Exercise aim: Repeat the listing below verbatim, without its images.

Available data:
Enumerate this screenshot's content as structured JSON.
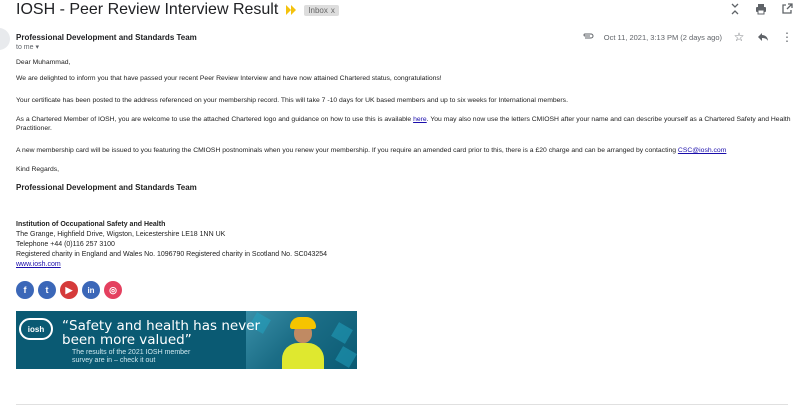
{
  "subject": "IOSH - Peer Review Interview Result",
  "label": "Inbox",
  "label_close": "x",
  "sender": "Professional Development and Standards Team",
  "to": "to me",
  "date": "Oct 11, 2021, 3:13 PM (2 days ago)",
  "body": {
    "greeting": "Dear Muhammad,",
    "p1": "We are delighted to inform you that have passed your recent Peer Review Interview and have now attained Chartered status, congratulations!",
    "p2": "Your certificate has been posted to the address referenced on your membership record. This will take 7 -10 days for UK based members and up to six weeks for International members.",
    "p3_a": "As a Chartered Member of IOSH, you are welcome to use the attached Chartered logo and guidance on how to use this is available ",
    "p3_link": "here",
    "p3_b": ". You may also now use the letters CMIOSH after your name and can describe yourself as a Chartered Safety and Health Practitioner.",
    "p4_a": "A new membership card will be issued to you featuring the CMIOSH postnominals when you renew your membership. If you require an amended card prior to this, there is a £20 charge and can be arranged by contacting ",
    "p4_link": "CSC@iosh.com",
    "closing": "Kind Regards,",
    "signature": "Professional Development and Standards Team"
  },
  "footer": {
    "org": "Institution of Occupational Safety and Health",
    "address": "The Grange, Highfield Drive, Wigston, Leicestershire LE18 1NN UK",
    "phone": "Telephone +44 (0)116 257 3100",
    "charity": "Registered charity in England and Wales No. 1096790 Registered charity in Scotland No. SC043254",
    "website": "www.iosh.com"
  },
  "social": [
    {
      "name": "facebook",
      "glyph": "f",
      "color": "#3b67b8"
    },
    {
      "name": "twitter",
      "glyph": "t",
      "color": "#3b67b8"
    },
    {
      "name": "youtube",
      "glyph": "▶",
      "color": "#d53a3a"
    },
    {
      "name": "linkedin",
      "glyph": "in",
      "color": "#3b67b8"
    },
    {
      "name": "instagram",
      "glyph": "◎",
      "color": "#e4405f"
    }
  ],
  "banner": {
    "logo": "iosh",
    "headline_1": "“Safety and health has never",
    "headline_2": "been more valued”",
    "sub_1": "The results of the 2021 IOSH member",
    "sub_2": "survey are in – check it out"
  },
  "icons": {
    "collapse": "collapse-icon",
    "print": "print-icon",
    "new_window": "open-new-window-icon",
    "attachment": "attachment-icon",
    "star": "star-icon",
    "reply": "reply-icon",
    "more": "more-vert-icon"
  },
  "colors": {
    "importance": "#f4c20d",
    "link": "#1a0dab",
    "banner_bg": "#0a5a73"
  }
}
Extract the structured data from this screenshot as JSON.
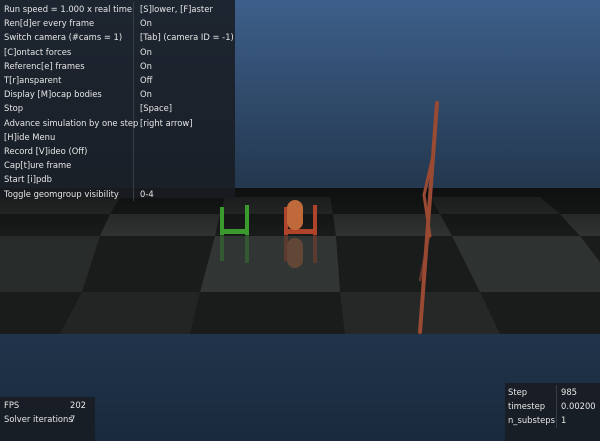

Exercise answer:
Enumerate this screenshot's content as structured JSON.
{
  "subject": "IOSH - Peer Review Interview Result",
  "label": "Inbox",
  "label_close": "x",
  "sender": "Professional Development and Standards Team",
  "to": "to me",
  "date": "Oct 11, 2021, 3:13 PM (2 days ago)",
  "body": {
    "greeting": "Dear Muhammad,",
    "p1": "We are delighted to inform you that have passed your recent Peer Review Interview and have now attained Chartered status, congratulations!",
    "p2": "Your certificate has been posted to the address referenced on your membership record. This will take 7 -10 days for UK based members and up to six weeks for International members.",
    "p3_a": "As a Chartered Member of IOSH, you are welcome to use the attached Chartered logo and guidance on how to use this is available ",
    "p3_link": "here",
    "p3_b": ". You may also now use the letters CMIOSH after your name and can describe yourself as a Chartered Safety and Health Practitioner.",
    "p4_a": "A new membership card will be issued to you featuring the CMIOSH postnominals when you renew your membership. If you require an amended card prior to this, there is a £20 charge and can be arranged by contacting ",
    "p4_link": "CSC@iosh.com",
    "closing": "Kind Regards,",
    "signature": "Professional Development and Standards Team"
  },
  "footer": {
    "org": "Institution of Occupational Safety and Health",
    "address": "The Grange, Highfield Drive, Wigston, Leicestershire LE18 1NN UK",
    "phone": "Telephone +44 (0)116 257 3100",
    "charity": "Registered charity in England and Wales No. 1096790 Registered charity in Scotland No. SC043254",
    "website": "www.iosh.com"
  },
  "social": [
    {
      "name": "facebook",
      "glyph": "f",
      "color": "#3b67b8"
    },
    {
      "name": "twitter",
      "glyph": "t",
      "color": "#3b67b8"
    },
    {
      "name": "youtube",
      "glyph": "▶",
      "color": "#d53a3a"
    },
    {
      "name": "linkedin",
      "glyph": "in",
      "color": "#3b67b8"
    },
    {
      "name": "instagram",
      "glyph": "◎",
      "color": "#e4405f"
    }
  ],
  "banner": {
    "logo": "iosh",
    "headline_1": "“Safety and health has never",
    "headline_2": "been more valued”",
    "sub_1": "The results of the 2021 IOSH member",
    "sub_2": "survey are in – check it out"
  },
  "icons": {
    "collapse": "collapse-icon",
    "print": "print-icon",
    "new_window": "open-new-window-icon",
    "attachment": "attachment-icon",
    "star": "star-icon",
    "reply": "reply-icon",
    "more": "more-vert-icon"
  },
  "colors": {
    "importance": "#f4c20d",
    "link": "#1a0dab",
    "banner_bg": "#0a5a73"
  }
}
Extract the structured data from this screenshot as JSON.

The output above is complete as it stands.